What is being asked:
Show each line from the records below in which the word "종합소득세" occurs.

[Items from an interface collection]
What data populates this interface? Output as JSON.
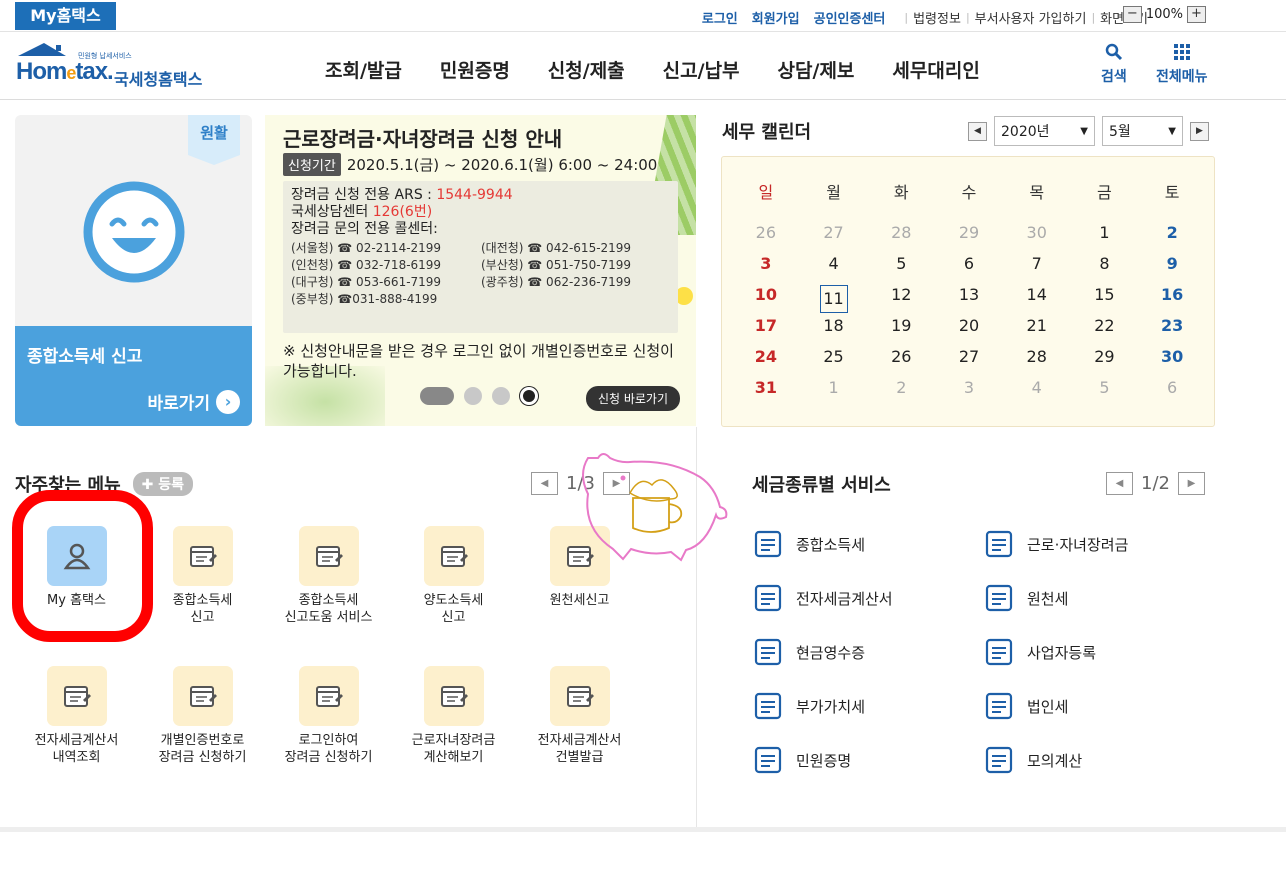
{
  "topbar": {
    "my_hometax": "My홈택스",
    "links": [
      "로그인",
      "회원가입",
      "공인인증센터"
    ],
    "util_links": [
      "법령정보",
      "부서사용자 가입하기",
      "화면크기"
    ],
    "zoom_minus": "−",
    "zoom_value": "100%",
    "zoom_plus": "+"
  },
  "header": {
    "logo_word_a": "Hom",
    "logo_word_e": "e",
    "logo_word_b": "tax.",
    "logo_kr": "국세청홈택스",
    "logo_tiny": "민원형 납세서비스",
    "nav": [
      "조회/발급",
      "민원증명",
      "신청/제출",
      "신고/납부",
      "상담/제보",
      "세무대리인"
    ],
    "search_label": "검색",
    "menu_label": "전체메뉴"
  },
  "promo": {
    "badge": "원활",
    "title": "종합소득세 신고",
    "go": "바로가기"
  },
  "banner": {
    "title": "근로장려금·자녀장려금 신청 안내",
    "period_tag": "신청기간",
    "period": "2020.5.1(금) ~ 2020.6.1(월) 6:00 ~ 24:00",
    "ars_label": "장려금 신청 전용 ARS : ",
    "ars_num": "1544-9944",
    "center_label": "국세상담센터 ",
    "center_num": "126(6번)",
    "callcenter": "장려금 문의 전용 콜센터:",
    "phones": [
      "(서울청) ☎ 02-2114-2199",
      "(대전청) ☎ 042-615-2199",
      "(인천청) ☎ 032-718-6199",
      "(부산청) ☎ 051-750-7199",
      "(대구청) ☎ 053-661-7199",
      "(광주청) ☎ 062-236-7199",
      "(중부청) ☎031-888-4199"
    ],
    "note": "※ 신청안내문을 받은 경우 로그인 없이 개별인증번호로 신청이 가능합니다.",
    "button": "신청 바로가기"
  },
  "calendar": {
    "title": "세무 캘린더",
    "year": "2020년",
    "month": "5월",
    "weekdays": [
      "일",
      "월",
      "화",
      "수",
      "목",
      "금",
      "토"
    ],
    "weeks": [
      [
        "26",
        "27",
        "28",
        "29",
        "30",
        "1",
        "2"
      ],
      [
        "3",
        "4",
        "5",
        "6",
        "7",
        "8",
        "9"
      ],
      [
        "10",
        "11",
        "12",
        "13",
        "14",
        "15",
        "16"
      ],
      [
        "17",
        "18",
        "19",
        "20",
        "21",
        "22",
        "23"
      ],
      [
        "24",
        "25",
        "26",
        "27",
        "28",
        "29",
        "30"
      ],
      [
        "31",
        "1",
        "2",
        "3",
        "4",
        "5",
        "6"
      ]
    ],
    "today": "11"
  },
  "favorites": {
    "title": "자주찾는 메뉴",
    "register": "등록",
    "page": "1/3",
    "items": [
      {
        "l1": "My 홈택스",
        "l2": ""
      },
      {
        "l1": "종합소득세",
        "l2": "신고"
      },
      {
        "l1": "종합소득세",
        "l2": "신고도움 서비스"
      },
      {
        "l1": "양도소득세",
        "l2": "신고"
      },
      {
        "l1": "원천세신고",
        "l2": ""
      },
      {
        "l1": "전자세금계산서",
        "l2": "내역조회"
      },
      {
        "l1": "개별인증번호로",
        "l2": "장려금 신청하기"
      },
      {
        "l1": "로그인하여",
        "l2": "장려금 신청하기"
      },
      {
        "l1": "근로자녀장려금",
        "l2": "계산해보기"
      },
      {
        "l1": "전자세금계산서",
        "l2": "건별발급"
      }
    ]
  },
  "services": {
    "title": "세금종류별 서비스",
    "page": "1/2",
    "items": [
      "종합소득세",
      "근로·자녀장려금",
      "전자세금계산서",
      "원천세",
      "현금영수증",
      "사업자등록",
      "부가가치세",
      "법인세",
      "민원증명",
      "모의계산"
    ]
  },
  "colors": {
    "brand": "#1d6fb8",
    "accent": "#4ba1dd",
    "sunday": "#c62828",
    "saturday": "#1d5fa8",
    "annotation": "#ff0000"
  }
}
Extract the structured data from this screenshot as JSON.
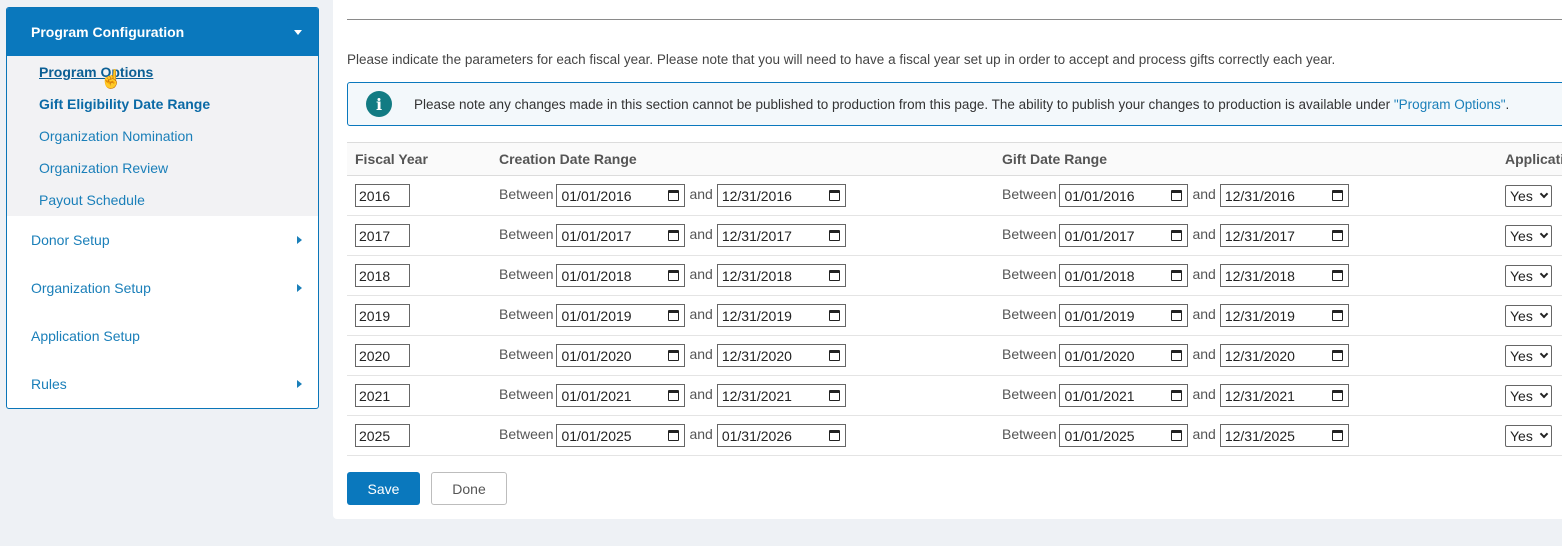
{
  "sidebar": {
    "header": "Program Configuration",
    "sub_items": [
      {
        "label": "Program Options"
      },
      {
        "label": "Gift Eligibility Date Range"
      },
      {
        "label": "Organization Nomination"
      },
      {
        "label": "Organization Review"
      },
      {
        "label": "Payout Schedule"
      }
    ],
    "items": [
      {
        "label": "Donor Setup"
      },
      {
        "label": "Organization Setup"
      },
      {
        "label": "Application Setup"
      },
      {
        "label": "Rules"
      }
    ]
  },
  "main": {
    "intro": "Please indicate the parameters for each fiscal year. Please note that you will need to have a fiscal year set up in order to accept and process gifts correctly each year.",
    "notice_text": "Please note any changes made in this section cannot be published to production from this page. The ability to publish your changes to production is available under",
    "notice_link": "\"Program Options\"",
    "notice_end": ".",
    "columns": [
      "Fiscal Year",
      "Creation Date Range",
      "Gift Date Range",
      "Applicatio"
    ],
    "between_label": "Between",
    "and_label": "and",
    "rows": [
      {
        "year": "2016",
        "c_from": "01/01/2016",
        "c_to": "12/31/2016",
        "g_from": "01/01/2016",
        "g_to": "12/31/2016",
        "app": "Yes"
      },
      {
        "year": "2017",
        "c_from": "01/01/2017",
        "c_to": "12/31/2017",
        "g_from": "01/01/2017",
        "g_to": "12/31/2017",
        "app": "Yes"
      },
      {
        "year": "2018",
        "c_from": "01/01/2018",
        "c_to": "12/31/2018",
        "g_from": "01/01/2018",
        "g_to": "12/31/2018",
        "app": "Yes"
      },
      {
        "year": "2019",
        "c_from": "01/01/2019",
        "c_to": "12/31/2019",
        "g_from": "01/01/2019",
        "g_to": "12/31/2019",
        "app": "Yes"
      },
      {
        "year": "2020",
        "c_from": "01/01/2020",
        "c_to": "12/31/2020",
        "g_from": "01/01/2020",
        "g_to": "12/31/2020",
        "app": "Yes"
      },
      {
        "year": "2021",
        "c_from": "01/01/2021",
        "c_to": "12/31/2021",
        "g_from": "01/01/2021",
        "g_to": "12/31/2021",
        "app": "Yes"
      },
      {
        "year": "2025",
        "c_from": "01/01/2025",
        "c_to": "01/31/2026",
        "g_from": "01/01/2025",
        "g_to": "12/31/2025",
        "app": "Yes"
      }
    ],
    "save_label": "Save",
    "done_label": "Done"
  },
  "colors": {
    "accent": "#0a78bd",
    "info_icon": "#127b83"
  }
}
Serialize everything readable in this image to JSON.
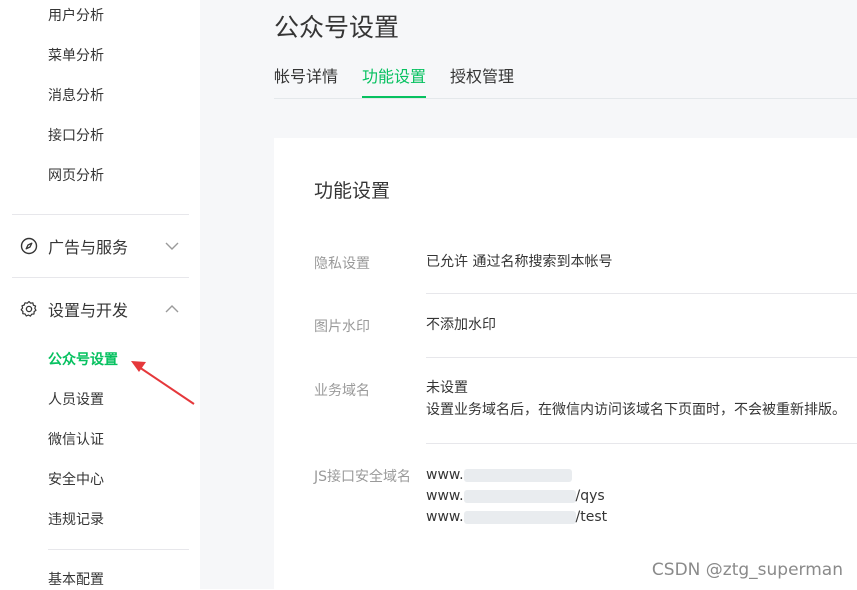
{
  "sidebar": {
    "items_top": [
      "用户分析",
      "菜单分析",
      "消息分析",
      "接口分析",
      "网页分析"
    ],
    "group_ads": {
      "label": "广告与服务",
      "icon": "compass-icon",
      "state": "collapsed"
    },
    "group_settings": {
      "label": "设置与开发",
      "icon": "gear-icon",
      "state": "expanded"
    },
    "items_settings": [
      "公众号设置",
      "人员设置",
      "微信认证",
      "安全中心",
      "违规记录"
    ],
    "active_item": "公众号设置",
    "items_bottom": [
      "基本配置"
    ]
  },
  "header": {
    "title": "公众号设置",
    "tabs": [
      {
        "label": "帐号详情"
      },
      {
        "label": "功能设置"
      },
      {
        "label": "授权管理"
      }
    ],
    "active_tab": "功能设置"
  },
  "card": {
    "title": "功能设置",
    "rows": [
      {
        "label": "隐私设置",
        "lines": [
          "已允许 通过名称搜索到本帐号"
        ]
      },
      {
        "label": "图片水印",
        "lines": [
          "不添加水印"
        ]
      },
      {
        "label": "业务域名",
        "lines": [
          "未设置",
          "设置业务域名后，在微信内访问该域名下页面时，不会被重新排版。"
        ]
      },
      {
        "label": "JS接口安全域名",
        "lines": [
          {
            "prefix": "www.",
            "suffix": ""
          },
          {
            "prefix": "www.",
            "suffix": "/qys"
          },
          {
            "prefix": "www.",
            "suffix": "/test"
          }
        ]
      }
    ]
  },
  "watermark": "CSDN @ztg_superman",
  "colors": {
    "accent": "#07c160",
    "annotation_arrow": "#e5383b",
    "label_gray": "#9a9a9a",
    "text": "#353535",
    "page_bg": "#f6f7f9"
  }
}
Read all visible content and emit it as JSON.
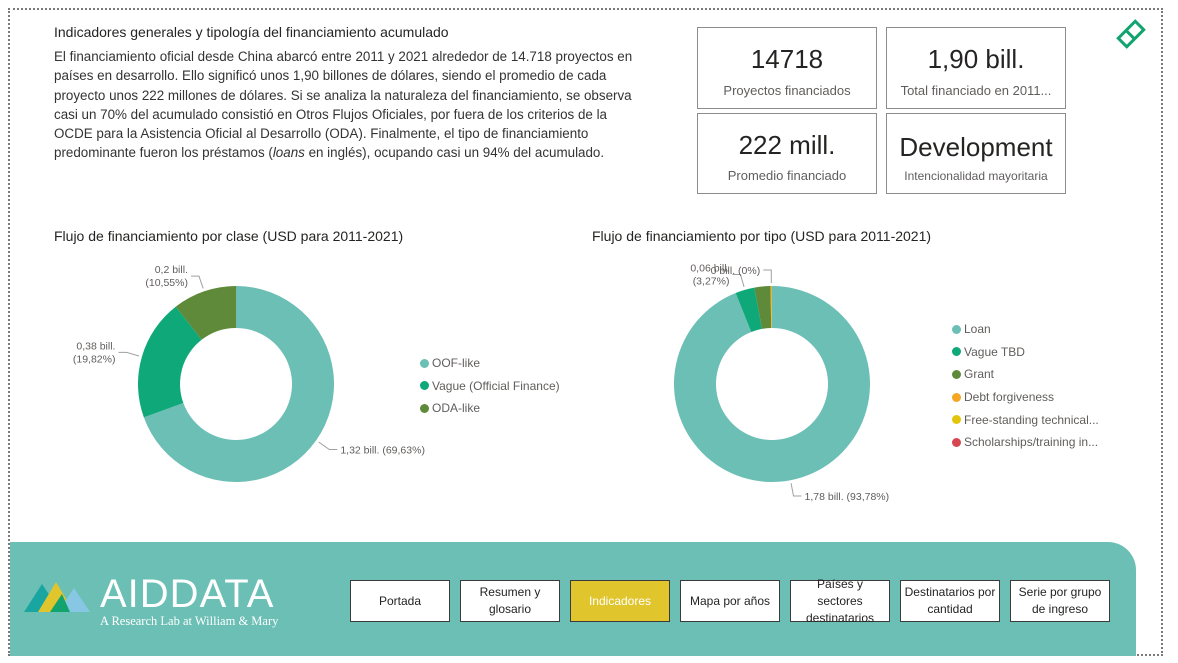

Reply:
    "title": "종합소득세 신고",
        "l1": "종합소득세",
        "l1": "종합소득세",
      "종합소득세",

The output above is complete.